With a growing population, deteriorating economic conditions, and an unstable imperial centre, Soviet Central Asia would seem destined to become a trouble spot. Instead Islamic traditionalism has survived and flourished in Central Asia. This book looks at the reasons why.

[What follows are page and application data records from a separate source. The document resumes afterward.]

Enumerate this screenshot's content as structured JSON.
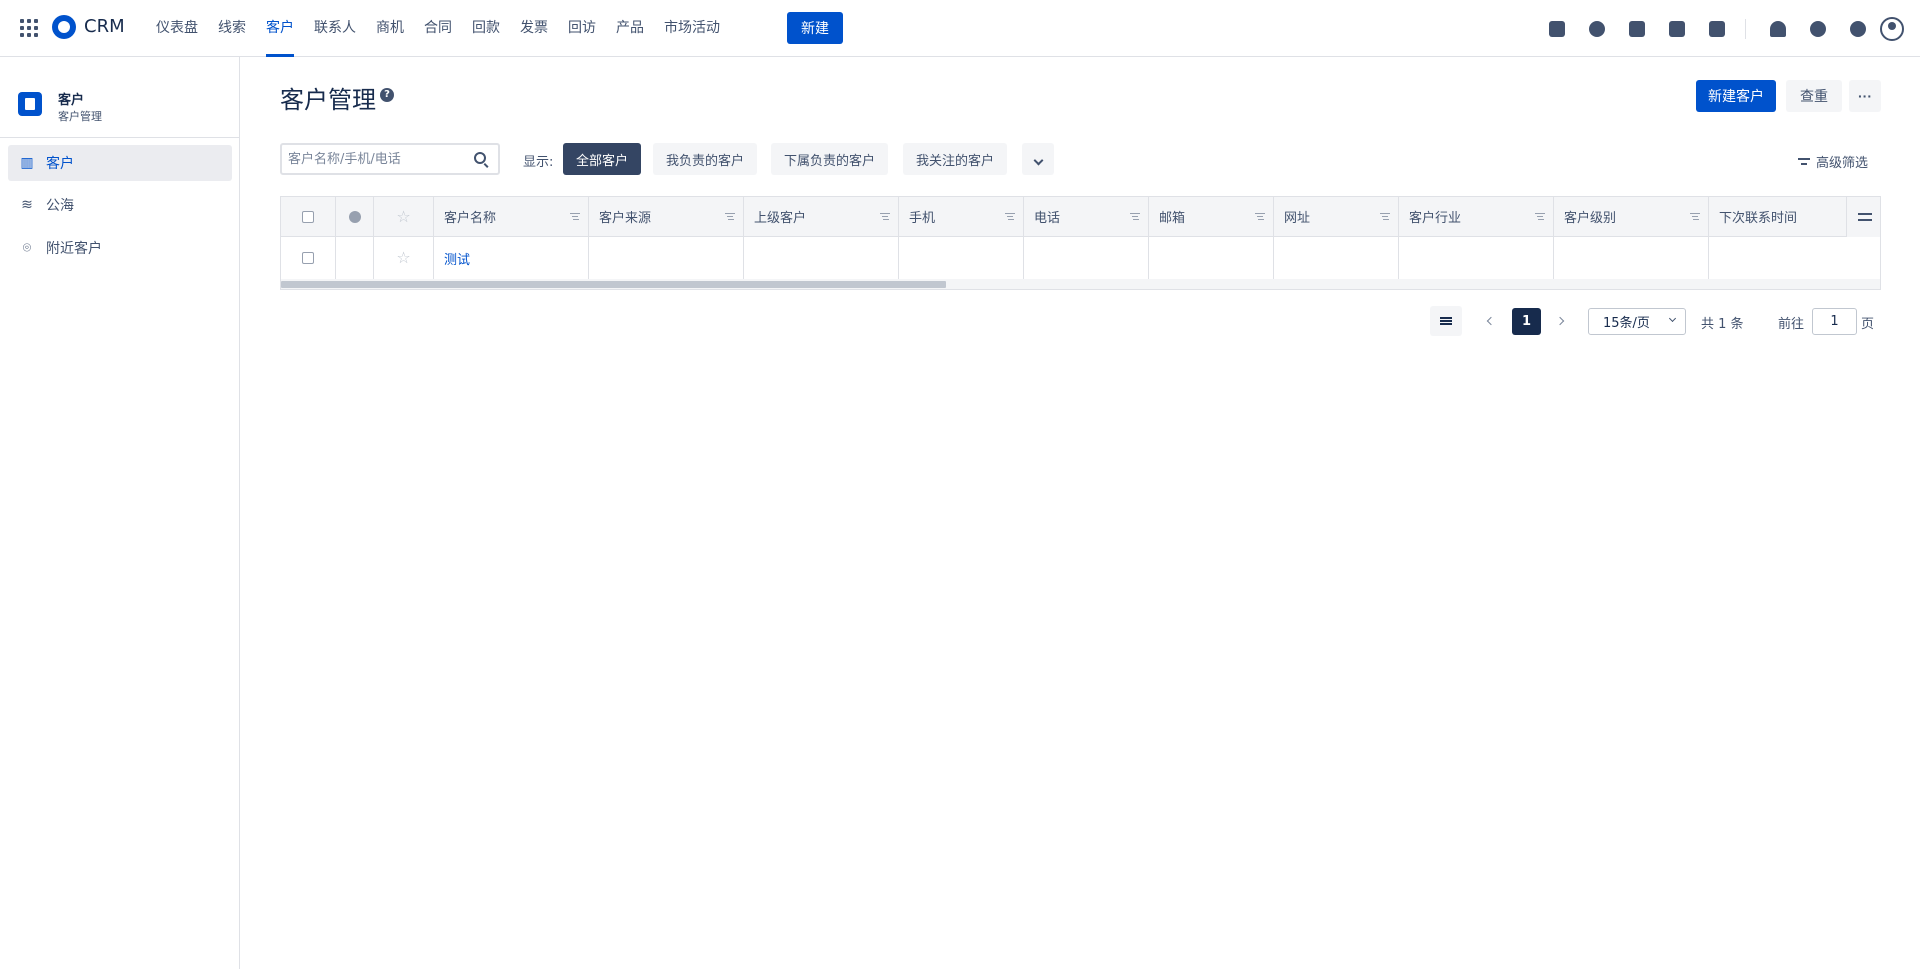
{
  "app": {
    "brand": "CRM",
    "new_button": "新建",
    "nav": [
      {
        "label": "仪表盘",
        "active": false
      },
      {
        "label": "线索",
        "active": false
      },
      {
        "label": "客户",
        "active": true
      },
      {
        "label": "联系人",
        "active": false
      },
      {
        "label": "商机",
        "active": false
      },
      {
        "label": "合同",
        "active": false
      },
      {
        "label": "回款",
        "active": false
      },
      {
        "label": "发票",
        "active": false
      },
      {
        "label": "回访",
        "active": false
      },
      {
        "label": "产品",
        "active": false
      },
      {
        "label": "市场活动",
        "active": false
      }
    ],
    "top_icons": [
      "task-icon",
      "contact-icon",
      "note-icon",
      "phone-icon",
      "calendar-icon",
      "bell-icon",
      "help-icon",
      "settings-icon",
      "avatar-icon"
    ]
  },
  "sidebar": {
    "title": "客户",
    "subtitle": "客户管理",
    "items": [
      {
        "label": "客户",
        "icon": "building-icon",
        "active": true
      },
      {
        "label": "公海",
        "icon": "waves-icon",
        "active": false
      },
      {
        "label": "附近客户",
        "icon": "location-pin-icon",
        "active": false
      }
    ]
  },
  "main": {
    "title": "客户管理",
    "help": "?",
    "new_customer": "新建客户",
    "recheck": "查重",
    "more": "···",
    "search_placeholder": "客户名称/手机/电话",
    "show_label": "显示:",
    "filters": [
      {
        "label": "全部客户",
        "active": true
      },
      {
        "label": "我负责的客户",
        "active": false
      },
      {
        "label": "下属负责的客户",
        "active": false
      },
      {
        "label": "我关注的客户",
        "active": false
      }
    ],
    "advanced_filter": "高级筛选"
  },
  "table": {
    "columns": [
      "客户名称",
      "客户来源",
      "上级客户",
      "手机",
      "电话",
      "邮箱",
      "网址",
      "客户行业",
      "客户级别",
      "下次联系时间"
    ],
    "rows": [
      {
        "name": "测试",
        "source": "",
        "parent": "",
        "mobile": "",
        "phone": "",
        "email": "",
        "website": "",
        "industry": "",
        "level": "",
        "next_contact": ""
      }
    ]
  },
  "pagination": {
    "current": "1",
    "page_size": "15条/页",
    "total": "共 1 条",
    "goto_label": "前往",
    "goto_value": "1",
    "goto_suffix": "页"
  },
  "colors": {
    "primary": "#0052cc",
    "active_filter": "#344563",
    "text": "#172b4d"
  }
}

With a rapidly growing population, deteriorating economic and environmental conditions, and an unstable imperial centre, Soviet Central Asia would seem destined to become one of the world's trouble spots. Why then the apparent political quiet? This book argues that this perception is, in itself, a reflection of our ignorance of the region. Instead, argues the author, Islamic traditionalism has not only survived but has flourished and is resurgent in Central Asia. This book includes chapters on marital customs, the care of children, communal decision making, social prestige and values, and the "second" economy in Central Asia. Poliakov demonstrates the resilience of an "un-Soviet" way of life which is supported by underground institutions, fostered by "unofficial" clergy, and protected by the infiltration and subordination of government and party organs.